Atlanta protests included one at a Kentucky Fried Chicken and another across from a McDonald’s near Atlanta University Center. Dozens of fast food workers participated, with home care providers and members of the Service Employees, American Federation of State, City and Municipal Employees, Coalition of Black Trade Unionists, postal workers, Teamsters, Georgia Standup, Moral Monday, Jobs with Justice and 9 to 5. Spelman College students came, along with faith-based and civil rights leaders.
The group took over part of the KFC parking lot, then marched to a Family Dollar store. Chants demanded higher wages in addition to “Hands up! Don’t shoot!” The International Action Center banner read, “Support Fast Food Workers’ Fight for $15/Hour and the Right to Join a Union!” Passing motorists showed support.
Philadelphia fast food workers and supporters urged McDonald’s customers to eat an alternative free breakfast on tables outside the store. Strikers urged Center City store workers to walk out; some did. A march ended with a rally outside McDonald’s. As they passed police, marchers chanted, “Hands up, don’t shoot!” in memory of Michael Brown.
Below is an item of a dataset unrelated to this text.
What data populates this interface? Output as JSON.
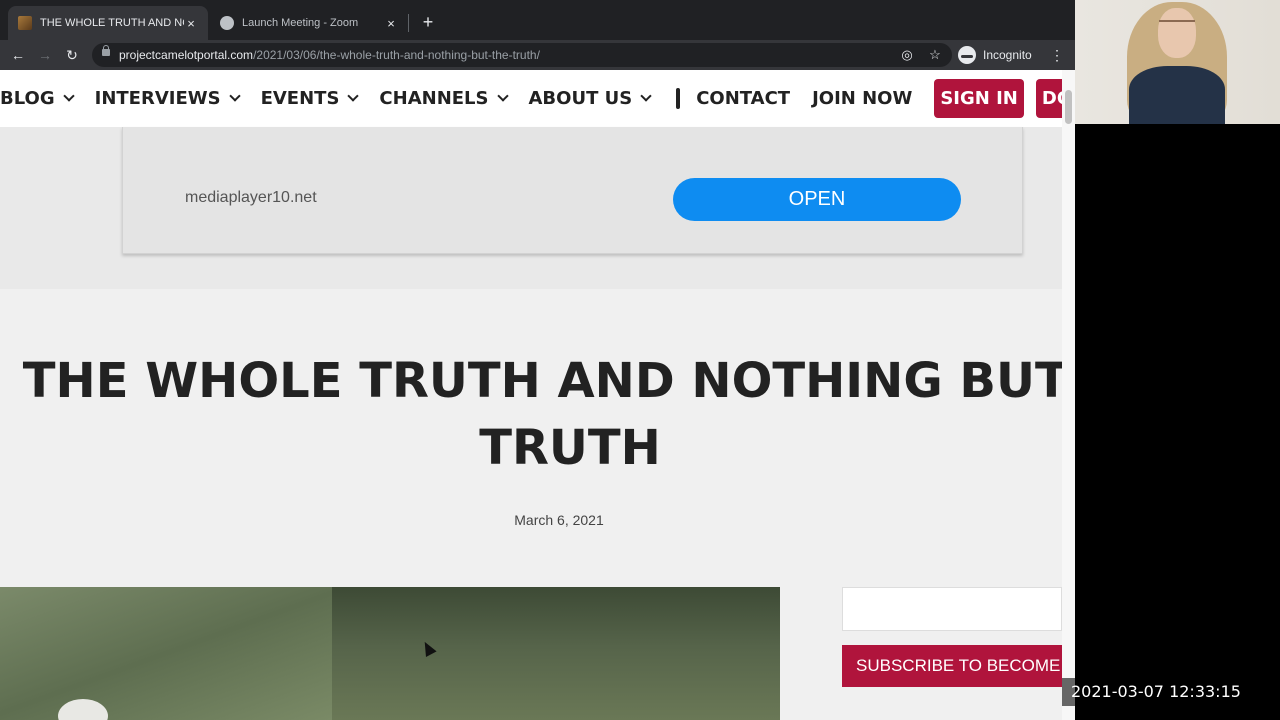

Fast food workers marched, rallied and chanted for $15 an hour and a union at fast food eateries on Buffalo, N.Y.’s Main Street. Families, community groups and union members joined the actions, organized by the Coalition for Economic Justice. Signs were in hot demand, which connected the fast food workers’ struggle and the anti-racist fight for justice.
Hundreds of people, mostly Black youth, carried out a militant march and speakout at two McDonald’s restaurants in Detroit. Over a dozen squad cars, a police bus and a surveillance tower did not deter demonstrators from taking the street. They marched across busy Van Dyke Avenue, up to the tower and the cops, chanting, “Hands up, don’t shoot!” Protesters then marched to another McDonald’s on Eight Mile Road, where low-wage workers spoke about why they were striking and their struggle to feed their families and survive on the minimum wage.
A diverse crowd of fast food workers and their supporters in Rockford, Ill., demanded a livable wage, paid overtime and the right to organize. Workers from there and the surrounding area rallied at many McDonald’s locations. They pledged to strike until their demands were met. Chicago’s passage of a $13/hour minimum wage has given workers renewed confidence in a victory, thiough it’s still short of what they deserve.
Demonstrators observed a moment of silence for victims of racist police brutality at a rally at Rockford’s Unitarian Universalist Church.
Home care providers and other low-wage workers joined large actions in Madison, Milwaukee and elsewhere in the state. Wisconsin Jobs News supported them. Sponsored by RaiseUpMKE, hundreds of multinational low-wage workers marched to and through the Bayshore Mall in Milwaukee, where workers are superexploited in poverty-wage jobs. They rallied in the rotunda, calling out, “Hands up, don’t shoot!.”
California: Fight for 15!
Several protests took place in Los Angeles. A multinational group of about 1,000 people, many young, rallied at a downtown McDonald’s, then marched to City Hall for another rally. The Service Employees union mobilized. When a speaker announced a moment of silence for victims of police violence, everyone raised their hands in solidarity.
LA Workers Assembly placards asserted, “Jobs with a Livable Wage, Not Racism and Police Murder.” People eagerly signed their petition to put the $15/hourly wage on the ballot. Many will join the Dec. 11 car caravan from LA’s Harriet Tubman Center to McDonald’s Regional Headquarters in Long Beach, Calif., to fight for $15.
Community activists, fast food workers, members of OUR Walmart and unions, including SEIU, rallied at the Fruitvale BART (Bay Area Rapid Transit) Plaza in Oakland and marched to McDonald’s. A few hundred people briefly took it over, as others rallied outside. Some workers walked out.
These brave strikers are setting an example for all workers; their struggles must be supported.
Article contributors include Sharon Black, Tommy Cavanaugh, Ellie Dorritie, Kris Hamel, Terri Kay, Dianne Mathiowetz, John Parker, Joe Piette, Heath Tschetter and Maggie Vascassenno.